Though a slow heart rate is not necessarily harmful to young adults, senior citizens should take the condition seriously. Untreated bradycardia can have serious, even life-threatening, results, including fainting, heart failure and cardiac arrest, according to the Mayo Clinic. The seriousness of the consequences depends on what is causing the bradycardia, how severe it is and the health of the affected heart tissue. The Mayo Clinic advises anyone having a consistently slow heart rate to consult a doctor right away.
Many people have a low heart rate with few, if any, symptoms. According to the American Heart Association, treatment is usually not necessary in these cases. However, if insufficient blood is flowing to the brain and producing symptoms such as constant fatigue, fainting episodes or an inability to think clearly, treatment may be required. If medications are triggering the low pulse rate, a doctor may eliminate the drug or substitute another. In serious cases, a pacemaker can be implanted to keep the heart rate normal.
Lowering your risk of heart disease is the best way to avoid a slow heart rate as a senior citizen, according to the Mayo Clinic. Eating a nutritious diet and maintaining a healthy weight nourish your heart tissues and decrease stress on the heart. Regular exercise strengthens the heart muscles and increases circulation.
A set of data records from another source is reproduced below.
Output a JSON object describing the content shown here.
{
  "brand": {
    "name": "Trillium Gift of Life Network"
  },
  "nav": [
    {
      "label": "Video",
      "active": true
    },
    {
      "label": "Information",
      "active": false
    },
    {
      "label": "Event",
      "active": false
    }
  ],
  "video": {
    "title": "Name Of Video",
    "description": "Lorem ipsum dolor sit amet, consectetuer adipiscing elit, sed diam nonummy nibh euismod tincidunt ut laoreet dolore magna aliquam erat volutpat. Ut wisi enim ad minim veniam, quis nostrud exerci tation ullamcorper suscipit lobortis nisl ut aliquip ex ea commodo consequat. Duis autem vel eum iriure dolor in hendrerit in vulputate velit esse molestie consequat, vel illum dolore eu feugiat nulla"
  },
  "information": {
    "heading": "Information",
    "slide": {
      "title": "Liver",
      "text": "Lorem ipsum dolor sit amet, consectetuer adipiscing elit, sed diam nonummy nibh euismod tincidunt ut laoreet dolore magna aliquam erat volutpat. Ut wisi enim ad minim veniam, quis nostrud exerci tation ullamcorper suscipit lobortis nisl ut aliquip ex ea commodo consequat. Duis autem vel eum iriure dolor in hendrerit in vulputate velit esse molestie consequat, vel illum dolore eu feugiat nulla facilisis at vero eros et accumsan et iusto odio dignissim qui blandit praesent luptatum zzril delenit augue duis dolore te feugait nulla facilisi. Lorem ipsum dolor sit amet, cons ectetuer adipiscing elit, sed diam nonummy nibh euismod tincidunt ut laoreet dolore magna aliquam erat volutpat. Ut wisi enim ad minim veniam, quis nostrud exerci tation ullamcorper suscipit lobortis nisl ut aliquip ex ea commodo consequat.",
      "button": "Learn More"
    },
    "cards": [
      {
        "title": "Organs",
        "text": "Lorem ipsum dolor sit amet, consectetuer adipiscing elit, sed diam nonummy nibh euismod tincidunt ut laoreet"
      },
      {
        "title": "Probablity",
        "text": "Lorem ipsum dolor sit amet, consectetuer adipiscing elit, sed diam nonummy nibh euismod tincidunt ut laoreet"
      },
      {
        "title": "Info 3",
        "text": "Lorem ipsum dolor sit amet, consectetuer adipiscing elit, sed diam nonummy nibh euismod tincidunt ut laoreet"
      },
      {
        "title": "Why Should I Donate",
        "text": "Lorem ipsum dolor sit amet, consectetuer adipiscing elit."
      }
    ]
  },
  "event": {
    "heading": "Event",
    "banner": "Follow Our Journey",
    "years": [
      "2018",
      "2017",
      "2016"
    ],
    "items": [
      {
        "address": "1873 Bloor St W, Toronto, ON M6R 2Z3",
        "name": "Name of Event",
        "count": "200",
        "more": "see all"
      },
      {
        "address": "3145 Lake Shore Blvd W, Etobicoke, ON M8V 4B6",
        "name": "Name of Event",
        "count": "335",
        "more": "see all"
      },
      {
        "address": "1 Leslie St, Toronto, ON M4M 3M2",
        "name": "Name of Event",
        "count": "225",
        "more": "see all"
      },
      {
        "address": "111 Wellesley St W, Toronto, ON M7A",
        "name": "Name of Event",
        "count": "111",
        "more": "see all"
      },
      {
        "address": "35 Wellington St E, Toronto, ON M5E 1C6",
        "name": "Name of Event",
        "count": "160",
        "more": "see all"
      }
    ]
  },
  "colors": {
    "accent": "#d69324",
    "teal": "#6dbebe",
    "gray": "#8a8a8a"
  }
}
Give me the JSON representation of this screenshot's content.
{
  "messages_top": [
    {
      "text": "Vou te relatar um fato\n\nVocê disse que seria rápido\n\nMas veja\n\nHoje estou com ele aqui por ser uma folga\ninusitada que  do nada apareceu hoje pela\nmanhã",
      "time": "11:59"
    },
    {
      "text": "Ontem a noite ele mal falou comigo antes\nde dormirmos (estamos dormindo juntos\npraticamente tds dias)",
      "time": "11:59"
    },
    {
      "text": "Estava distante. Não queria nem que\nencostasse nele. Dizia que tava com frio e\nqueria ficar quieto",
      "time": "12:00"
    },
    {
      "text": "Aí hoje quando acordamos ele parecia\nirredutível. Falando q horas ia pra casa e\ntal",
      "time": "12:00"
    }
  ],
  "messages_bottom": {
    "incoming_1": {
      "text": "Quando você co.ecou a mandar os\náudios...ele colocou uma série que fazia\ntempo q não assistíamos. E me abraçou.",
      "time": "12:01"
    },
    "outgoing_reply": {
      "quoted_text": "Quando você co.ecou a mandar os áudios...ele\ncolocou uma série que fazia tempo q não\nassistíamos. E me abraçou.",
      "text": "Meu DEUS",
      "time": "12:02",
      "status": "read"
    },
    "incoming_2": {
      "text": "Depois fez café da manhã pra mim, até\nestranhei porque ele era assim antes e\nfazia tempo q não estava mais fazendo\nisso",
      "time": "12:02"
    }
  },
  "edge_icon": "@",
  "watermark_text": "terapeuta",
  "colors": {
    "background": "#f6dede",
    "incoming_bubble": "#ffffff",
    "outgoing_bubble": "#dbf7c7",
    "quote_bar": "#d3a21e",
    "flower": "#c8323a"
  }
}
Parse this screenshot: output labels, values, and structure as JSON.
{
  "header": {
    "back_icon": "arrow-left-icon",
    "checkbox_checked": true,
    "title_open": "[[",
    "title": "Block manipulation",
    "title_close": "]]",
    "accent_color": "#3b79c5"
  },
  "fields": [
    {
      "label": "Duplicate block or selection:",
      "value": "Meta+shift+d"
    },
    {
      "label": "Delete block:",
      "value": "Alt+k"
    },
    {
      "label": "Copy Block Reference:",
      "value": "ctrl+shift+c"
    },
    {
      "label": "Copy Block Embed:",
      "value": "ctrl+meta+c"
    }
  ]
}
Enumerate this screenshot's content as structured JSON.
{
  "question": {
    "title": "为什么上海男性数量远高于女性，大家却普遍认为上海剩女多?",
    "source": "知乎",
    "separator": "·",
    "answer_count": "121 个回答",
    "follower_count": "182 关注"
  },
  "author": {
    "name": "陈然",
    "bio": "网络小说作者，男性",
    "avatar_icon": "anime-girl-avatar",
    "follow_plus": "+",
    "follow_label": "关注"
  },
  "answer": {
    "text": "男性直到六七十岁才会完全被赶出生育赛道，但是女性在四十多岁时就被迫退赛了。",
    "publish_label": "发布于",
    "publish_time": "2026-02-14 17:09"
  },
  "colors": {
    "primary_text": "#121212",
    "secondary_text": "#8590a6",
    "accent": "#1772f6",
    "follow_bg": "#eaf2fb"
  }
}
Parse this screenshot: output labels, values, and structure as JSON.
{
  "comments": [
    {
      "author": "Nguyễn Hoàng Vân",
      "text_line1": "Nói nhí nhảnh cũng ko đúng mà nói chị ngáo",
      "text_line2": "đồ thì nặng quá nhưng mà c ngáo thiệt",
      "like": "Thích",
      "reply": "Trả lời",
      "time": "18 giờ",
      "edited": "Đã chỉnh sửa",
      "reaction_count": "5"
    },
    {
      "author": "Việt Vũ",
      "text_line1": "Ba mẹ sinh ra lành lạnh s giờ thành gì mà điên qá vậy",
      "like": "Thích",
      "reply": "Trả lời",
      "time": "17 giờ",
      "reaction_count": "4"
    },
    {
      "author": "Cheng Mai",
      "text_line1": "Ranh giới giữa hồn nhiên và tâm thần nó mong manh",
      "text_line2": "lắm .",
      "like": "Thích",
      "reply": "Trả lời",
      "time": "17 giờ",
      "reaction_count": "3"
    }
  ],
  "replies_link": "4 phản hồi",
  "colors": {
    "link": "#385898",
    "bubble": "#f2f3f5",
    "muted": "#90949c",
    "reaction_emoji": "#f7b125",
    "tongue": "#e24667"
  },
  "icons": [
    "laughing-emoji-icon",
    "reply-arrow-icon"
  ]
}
Routine medical examinations can discover whether you need medications to control high blood pressure, high cholesterol or an underactive or overactive thyroid. Seeing your doctor regularly can also insure that your medication is not causing unwanted side effects such as a slow heart rate.